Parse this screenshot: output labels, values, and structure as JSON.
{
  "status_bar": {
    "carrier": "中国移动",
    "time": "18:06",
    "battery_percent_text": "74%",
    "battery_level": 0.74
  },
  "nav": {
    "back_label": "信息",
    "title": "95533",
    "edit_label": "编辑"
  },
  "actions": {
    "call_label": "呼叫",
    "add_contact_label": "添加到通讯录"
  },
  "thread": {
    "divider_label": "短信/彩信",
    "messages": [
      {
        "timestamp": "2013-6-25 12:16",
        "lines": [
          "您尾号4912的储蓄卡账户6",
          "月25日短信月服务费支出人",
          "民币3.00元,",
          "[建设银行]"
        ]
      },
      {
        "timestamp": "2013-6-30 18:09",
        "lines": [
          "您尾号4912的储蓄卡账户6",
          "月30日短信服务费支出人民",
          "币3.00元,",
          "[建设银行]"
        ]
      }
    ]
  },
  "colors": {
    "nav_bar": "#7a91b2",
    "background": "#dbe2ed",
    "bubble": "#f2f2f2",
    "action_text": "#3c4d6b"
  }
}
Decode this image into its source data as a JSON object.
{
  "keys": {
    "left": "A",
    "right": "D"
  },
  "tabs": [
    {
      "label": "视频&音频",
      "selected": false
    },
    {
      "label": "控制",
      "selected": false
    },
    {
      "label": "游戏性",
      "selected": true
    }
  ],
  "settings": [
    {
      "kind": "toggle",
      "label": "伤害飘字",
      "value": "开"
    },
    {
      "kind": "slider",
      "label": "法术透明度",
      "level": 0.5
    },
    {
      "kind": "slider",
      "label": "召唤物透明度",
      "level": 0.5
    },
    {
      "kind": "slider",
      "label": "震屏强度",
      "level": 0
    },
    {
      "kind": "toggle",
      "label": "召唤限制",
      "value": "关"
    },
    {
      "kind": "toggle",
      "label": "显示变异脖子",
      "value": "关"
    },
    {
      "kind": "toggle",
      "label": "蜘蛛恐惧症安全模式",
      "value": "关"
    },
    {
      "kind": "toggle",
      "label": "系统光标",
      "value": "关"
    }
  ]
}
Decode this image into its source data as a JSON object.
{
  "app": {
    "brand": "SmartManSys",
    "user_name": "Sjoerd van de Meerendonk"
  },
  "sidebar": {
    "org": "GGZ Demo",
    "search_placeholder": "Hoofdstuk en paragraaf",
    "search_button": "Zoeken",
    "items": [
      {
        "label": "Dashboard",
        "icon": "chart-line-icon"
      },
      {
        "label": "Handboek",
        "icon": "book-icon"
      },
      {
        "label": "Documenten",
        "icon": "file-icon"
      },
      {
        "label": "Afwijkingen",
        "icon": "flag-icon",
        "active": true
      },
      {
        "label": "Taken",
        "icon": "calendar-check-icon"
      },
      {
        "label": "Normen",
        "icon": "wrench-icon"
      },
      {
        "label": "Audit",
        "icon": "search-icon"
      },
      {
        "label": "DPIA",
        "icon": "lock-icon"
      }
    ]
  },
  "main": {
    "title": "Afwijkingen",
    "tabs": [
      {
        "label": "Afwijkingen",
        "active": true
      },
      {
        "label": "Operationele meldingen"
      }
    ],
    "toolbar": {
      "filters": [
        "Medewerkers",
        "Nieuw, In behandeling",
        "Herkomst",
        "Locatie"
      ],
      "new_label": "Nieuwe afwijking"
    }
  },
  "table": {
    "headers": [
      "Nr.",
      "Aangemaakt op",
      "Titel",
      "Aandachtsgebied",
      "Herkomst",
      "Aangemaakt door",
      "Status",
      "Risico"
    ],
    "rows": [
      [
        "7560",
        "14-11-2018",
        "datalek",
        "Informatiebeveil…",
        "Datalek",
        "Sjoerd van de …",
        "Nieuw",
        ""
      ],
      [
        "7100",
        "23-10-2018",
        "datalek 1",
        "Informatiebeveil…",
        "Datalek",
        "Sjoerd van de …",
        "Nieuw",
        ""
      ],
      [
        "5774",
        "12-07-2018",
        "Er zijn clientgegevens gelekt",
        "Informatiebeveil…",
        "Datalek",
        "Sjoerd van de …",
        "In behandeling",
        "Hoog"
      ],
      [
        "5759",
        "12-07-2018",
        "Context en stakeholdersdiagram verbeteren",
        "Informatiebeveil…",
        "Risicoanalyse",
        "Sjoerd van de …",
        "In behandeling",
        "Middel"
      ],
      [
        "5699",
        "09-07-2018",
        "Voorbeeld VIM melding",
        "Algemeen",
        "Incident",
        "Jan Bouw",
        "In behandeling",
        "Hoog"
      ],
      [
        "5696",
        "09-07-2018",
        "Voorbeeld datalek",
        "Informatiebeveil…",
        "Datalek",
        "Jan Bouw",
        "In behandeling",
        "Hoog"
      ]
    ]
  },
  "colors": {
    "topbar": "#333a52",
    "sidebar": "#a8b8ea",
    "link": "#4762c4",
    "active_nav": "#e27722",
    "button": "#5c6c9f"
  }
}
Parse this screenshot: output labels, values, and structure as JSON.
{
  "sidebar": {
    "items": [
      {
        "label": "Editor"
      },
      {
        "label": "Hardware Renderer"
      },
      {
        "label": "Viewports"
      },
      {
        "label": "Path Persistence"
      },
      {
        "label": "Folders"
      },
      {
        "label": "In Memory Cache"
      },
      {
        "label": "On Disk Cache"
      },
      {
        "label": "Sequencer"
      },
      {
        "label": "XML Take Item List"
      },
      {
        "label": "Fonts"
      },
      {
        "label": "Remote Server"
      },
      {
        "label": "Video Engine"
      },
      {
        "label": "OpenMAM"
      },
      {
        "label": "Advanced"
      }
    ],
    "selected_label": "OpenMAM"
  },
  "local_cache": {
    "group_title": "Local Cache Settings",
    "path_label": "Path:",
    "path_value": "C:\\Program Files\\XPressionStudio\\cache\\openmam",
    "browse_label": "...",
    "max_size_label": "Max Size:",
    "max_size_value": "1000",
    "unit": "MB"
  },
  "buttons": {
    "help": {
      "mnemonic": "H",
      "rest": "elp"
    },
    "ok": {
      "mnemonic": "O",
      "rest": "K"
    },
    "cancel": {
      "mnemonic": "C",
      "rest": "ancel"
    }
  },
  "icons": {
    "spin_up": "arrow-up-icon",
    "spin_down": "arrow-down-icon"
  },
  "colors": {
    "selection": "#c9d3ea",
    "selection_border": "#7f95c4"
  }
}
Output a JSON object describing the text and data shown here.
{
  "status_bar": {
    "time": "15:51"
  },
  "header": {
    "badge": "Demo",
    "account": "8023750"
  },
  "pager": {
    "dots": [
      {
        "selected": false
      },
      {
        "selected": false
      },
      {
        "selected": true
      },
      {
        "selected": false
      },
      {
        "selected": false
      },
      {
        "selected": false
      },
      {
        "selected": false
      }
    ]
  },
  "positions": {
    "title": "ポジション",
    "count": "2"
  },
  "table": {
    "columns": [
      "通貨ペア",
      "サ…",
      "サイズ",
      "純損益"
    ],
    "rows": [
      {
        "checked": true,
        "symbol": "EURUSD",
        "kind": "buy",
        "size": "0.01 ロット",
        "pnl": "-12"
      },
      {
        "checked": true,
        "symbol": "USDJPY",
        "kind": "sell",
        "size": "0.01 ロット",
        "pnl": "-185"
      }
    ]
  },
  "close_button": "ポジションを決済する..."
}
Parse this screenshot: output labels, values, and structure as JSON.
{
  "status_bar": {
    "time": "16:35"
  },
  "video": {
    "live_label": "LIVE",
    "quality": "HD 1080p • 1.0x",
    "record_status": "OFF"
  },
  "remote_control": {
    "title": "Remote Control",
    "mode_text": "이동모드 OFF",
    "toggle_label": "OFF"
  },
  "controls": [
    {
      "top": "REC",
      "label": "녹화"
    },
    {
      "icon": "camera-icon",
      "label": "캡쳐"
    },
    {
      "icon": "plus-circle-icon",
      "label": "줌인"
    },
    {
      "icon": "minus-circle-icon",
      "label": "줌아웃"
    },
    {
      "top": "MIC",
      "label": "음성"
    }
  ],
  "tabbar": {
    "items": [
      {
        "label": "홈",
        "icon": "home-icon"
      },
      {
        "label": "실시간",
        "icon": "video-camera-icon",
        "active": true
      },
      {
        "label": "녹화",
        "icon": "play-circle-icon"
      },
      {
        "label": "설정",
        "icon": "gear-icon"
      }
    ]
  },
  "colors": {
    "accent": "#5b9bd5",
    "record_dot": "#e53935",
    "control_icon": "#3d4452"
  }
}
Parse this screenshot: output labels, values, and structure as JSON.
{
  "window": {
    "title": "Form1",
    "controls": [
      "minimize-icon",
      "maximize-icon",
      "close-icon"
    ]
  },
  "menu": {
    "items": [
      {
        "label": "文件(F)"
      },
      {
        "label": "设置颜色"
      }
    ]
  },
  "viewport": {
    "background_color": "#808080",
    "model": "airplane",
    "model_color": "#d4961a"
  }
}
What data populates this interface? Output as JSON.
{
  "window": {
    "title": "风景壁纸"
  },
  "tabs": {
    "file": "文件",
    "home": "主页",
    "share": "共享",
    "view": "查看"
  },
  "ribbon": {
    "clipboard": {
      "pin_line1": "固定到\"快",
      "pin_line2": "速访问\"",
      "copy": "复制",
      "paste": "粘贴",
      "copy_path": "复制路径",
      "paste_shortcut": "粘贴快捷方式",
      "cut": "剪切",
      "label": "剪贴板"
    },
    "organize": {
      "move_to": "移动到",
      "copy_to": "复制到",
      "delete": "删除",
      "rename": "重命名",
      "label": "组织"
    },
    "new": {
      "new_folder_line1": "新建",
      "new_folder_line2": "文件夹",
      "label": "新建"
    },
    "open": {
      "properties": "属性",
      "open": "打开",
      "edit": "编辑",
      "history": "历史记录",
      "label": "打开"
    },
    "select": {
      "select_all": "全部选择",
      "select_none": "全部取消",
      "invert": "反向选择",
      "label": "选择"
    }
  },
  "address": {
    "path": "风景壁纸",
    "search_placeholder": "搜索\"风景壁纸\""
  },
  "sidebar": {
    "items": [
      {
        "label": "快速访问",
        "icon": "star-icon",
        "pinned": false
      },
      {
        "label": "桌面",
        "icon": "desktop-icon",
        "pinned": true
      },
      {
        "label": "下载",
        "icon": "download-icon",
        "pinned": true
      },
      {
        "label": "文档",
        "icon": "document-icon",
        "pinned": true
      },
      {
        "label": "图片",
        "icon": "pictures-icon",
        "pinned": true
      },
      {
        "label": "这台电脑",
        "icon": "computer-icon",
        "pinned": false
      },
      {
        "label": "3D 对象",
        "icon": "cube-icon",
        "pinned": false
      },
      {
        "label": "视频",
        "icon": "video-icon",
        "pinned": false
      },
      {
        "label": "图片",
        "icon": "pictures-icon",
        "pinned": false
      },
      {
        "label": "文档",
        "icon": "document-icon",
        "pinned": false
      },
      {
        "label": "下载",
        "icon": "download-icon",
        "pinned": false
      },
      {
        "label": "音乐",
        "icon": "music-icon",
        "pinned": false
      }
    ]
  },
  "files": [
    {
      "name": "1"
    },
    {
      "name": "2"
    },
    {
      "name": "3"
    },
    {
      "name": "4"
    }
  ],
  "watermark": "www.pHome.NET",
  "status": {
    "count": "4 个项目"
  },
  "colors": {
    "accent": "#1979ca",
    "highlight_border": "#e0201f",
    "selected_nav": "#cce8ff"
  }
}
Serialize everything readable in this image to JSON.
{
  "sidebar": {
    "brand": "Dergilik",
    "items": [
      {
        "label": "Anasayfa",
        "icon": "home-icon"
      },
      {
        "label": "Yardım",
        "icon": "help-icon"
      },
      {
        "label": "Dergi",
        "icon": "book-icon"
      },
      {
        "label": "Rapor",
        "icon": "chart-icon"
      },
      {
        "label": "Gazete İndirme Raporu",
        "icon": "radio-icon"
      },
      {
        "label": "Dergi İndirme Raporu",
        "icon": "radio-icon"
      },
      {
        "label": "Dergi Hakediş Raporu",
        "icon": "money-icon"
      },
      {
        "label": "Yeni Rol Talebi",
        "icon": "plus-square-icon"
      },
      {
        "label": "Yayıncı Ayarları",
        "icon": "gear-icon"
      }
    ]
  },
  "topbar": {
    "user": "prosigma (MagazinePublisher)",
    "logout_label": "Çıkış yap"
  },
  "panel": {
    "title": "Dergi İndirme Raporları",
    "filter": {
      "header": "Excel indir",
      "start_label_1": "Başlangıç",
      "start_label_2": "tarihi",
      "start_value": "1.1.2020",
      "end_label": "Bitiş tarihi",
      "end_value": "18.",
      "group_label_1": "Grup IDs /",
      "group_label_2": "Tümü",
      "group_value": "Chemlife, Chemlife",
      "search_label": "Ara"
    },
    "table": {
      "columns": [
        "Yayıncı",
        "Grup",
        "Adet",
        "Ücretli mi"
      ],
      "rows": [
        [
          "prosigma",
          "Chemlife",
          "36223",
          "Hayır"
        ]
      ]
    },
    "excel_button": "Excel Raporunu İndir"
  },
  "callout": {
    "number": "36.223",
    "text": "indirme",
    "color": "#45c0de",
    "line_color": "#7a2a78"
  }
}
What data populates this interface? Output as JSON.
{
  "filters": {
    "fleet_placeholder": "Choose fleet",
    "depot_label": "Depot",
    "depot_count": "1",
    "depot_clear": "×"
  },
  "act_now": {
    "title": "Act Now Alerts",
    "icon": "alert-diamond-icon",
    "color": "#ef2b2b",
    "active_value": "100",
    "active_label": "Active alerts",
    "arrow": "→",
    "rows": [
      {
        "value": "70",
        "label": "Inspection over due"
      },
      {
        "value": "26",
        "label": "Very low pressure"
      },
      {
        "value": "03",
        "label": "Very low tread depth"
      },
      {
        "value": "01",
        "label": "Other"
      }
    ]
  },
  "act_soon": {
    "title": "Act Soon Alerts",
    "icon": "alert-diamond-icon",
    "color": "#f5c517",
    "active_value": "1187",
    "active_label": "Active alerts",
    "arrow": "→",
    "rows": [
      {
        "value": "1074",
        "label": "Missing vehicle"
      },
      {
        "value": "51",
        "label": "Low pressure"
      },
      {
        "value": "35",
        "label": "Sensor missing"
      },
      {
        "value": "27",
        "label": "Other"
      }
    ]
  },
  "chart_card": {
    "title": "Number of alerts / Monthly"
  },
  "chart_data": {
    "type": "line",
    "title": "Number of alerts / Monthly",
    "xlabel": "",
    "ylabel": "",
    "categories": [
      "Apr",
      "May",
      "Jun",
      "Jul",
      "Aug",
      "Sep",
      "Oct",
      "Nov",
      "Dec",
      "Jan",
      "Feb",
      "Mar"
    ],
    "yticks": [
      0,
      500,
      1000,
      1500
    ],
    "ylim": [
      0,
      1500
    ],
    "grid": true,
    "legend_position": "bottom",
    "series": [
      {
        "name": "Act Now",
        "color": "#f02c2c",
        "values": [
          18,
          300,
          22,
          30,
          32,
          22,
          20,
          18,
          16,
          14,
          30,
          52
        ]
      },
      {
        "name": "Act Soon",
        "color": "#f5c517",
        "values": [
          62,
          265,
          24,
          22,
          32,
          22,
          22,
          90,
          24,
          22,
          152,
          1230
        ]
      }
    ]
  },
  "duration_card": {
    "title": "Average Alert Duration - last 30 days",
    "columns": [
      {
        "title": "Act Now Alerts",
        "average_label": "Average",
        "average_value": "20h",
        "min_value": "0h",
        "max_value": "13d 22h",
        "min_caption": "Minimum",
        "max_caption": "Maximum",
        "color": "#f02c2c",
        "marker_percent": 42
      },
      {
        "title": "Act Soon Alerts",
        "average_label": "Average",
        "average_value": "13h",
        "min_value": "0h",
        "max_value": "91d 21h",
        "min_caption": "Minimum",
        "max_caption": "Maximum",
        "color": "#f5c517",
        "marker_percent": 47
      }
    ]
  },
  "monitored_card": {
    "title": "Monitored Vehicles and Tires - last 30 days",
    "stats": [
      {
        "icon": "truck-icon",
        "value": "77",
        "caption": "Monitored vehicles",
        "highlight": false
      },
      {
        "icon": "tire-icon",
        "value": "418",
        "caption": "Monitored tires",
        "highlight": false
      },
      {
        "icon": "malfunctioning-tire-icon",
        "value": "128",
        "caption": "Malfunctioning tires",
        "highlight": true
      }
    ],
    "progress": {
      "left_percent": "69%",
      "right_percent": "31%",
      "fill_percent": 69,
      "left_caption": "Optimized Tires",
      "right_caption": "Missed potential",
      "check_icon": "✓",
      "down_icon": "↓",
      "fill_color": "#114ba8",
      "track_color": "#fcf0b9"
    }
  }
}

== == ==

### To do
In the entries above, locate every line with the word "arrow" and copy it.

### Reply to the exercise
    "spin_up": "arrow-up-icon",
    "spin_down": "arrow-down-icon"
    "arrow": "→",
    "arrow": "→",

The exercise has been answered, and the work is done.